This study of the feudal societies of France, England, the Low Countries and southern Germany from 1100 to 1500 brings the varied textures of women's daily lives to light, including the social and legal realities, for queens, noblewomen, nuns, mystics, recluses, peasants, prostitutes and felons.
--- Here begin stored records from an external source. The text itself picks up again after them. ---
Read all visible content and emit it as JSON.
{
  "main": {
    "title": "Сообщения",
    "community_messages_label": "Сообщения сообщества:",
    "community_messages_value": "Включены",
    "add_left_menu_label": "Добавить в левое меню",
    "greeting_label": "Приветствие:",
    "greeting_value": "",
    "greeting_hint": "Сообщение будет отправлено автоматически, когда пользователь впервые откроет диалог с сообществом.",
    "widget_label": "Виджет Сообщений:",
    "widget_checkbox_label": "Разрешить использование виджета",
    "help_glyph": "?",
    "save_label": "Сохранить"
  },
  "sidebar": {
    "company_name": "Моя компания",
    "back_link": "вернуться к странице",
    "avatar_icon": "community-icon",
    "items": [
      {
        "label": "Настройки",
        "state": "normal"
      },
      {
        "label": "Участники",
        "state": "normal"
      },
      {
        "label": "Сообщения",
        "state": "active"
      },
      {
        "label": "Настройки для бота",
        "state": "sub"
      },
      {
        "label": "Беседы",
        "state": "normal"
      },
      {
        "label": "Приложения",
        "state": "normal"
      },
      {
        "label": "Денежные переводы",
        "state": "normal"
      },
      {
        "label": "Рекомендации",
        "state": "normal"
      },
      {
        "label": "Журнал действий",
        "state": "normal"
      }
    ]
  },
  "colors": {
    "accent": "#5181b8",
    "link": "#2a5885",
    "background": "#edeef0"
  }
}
What was daily life like for mediaeval women? Much of what we know applies to exceptional women, such as Joan of Arc or Eleanor of Aquitaine, both extraordinarly powerful in their own way, while the lives of the majority have been overlooked. Margaret Wade Labarge redresses the balance, giving us an insight into ordinary women's lives in France, England, the Low Countries and southern Germany between 1100 and 1500. From queens, including Marguerite of Provence and Queen Blanche of France, and noblewomen like the wealthy Isabella de Fortibus and Elizabeth de Burgh, to peasants, nuns, mystics, prostitutes and felons, the author shows that women, despite their inferior social and legal status, could exercise power either within the family, within the church, or as rulers or healers. She looks closely at the works of Mahaut of Artois, France's greatest lady of the 14th century, Hildegard of Bingen, the abbess and scholar, and Christine de Pizan, the only professional women writer of her day. These contemporary viewpoints along with the scholarly, yet highly readable, narrative bring the lives of these largely uncelebrated women vividly to life.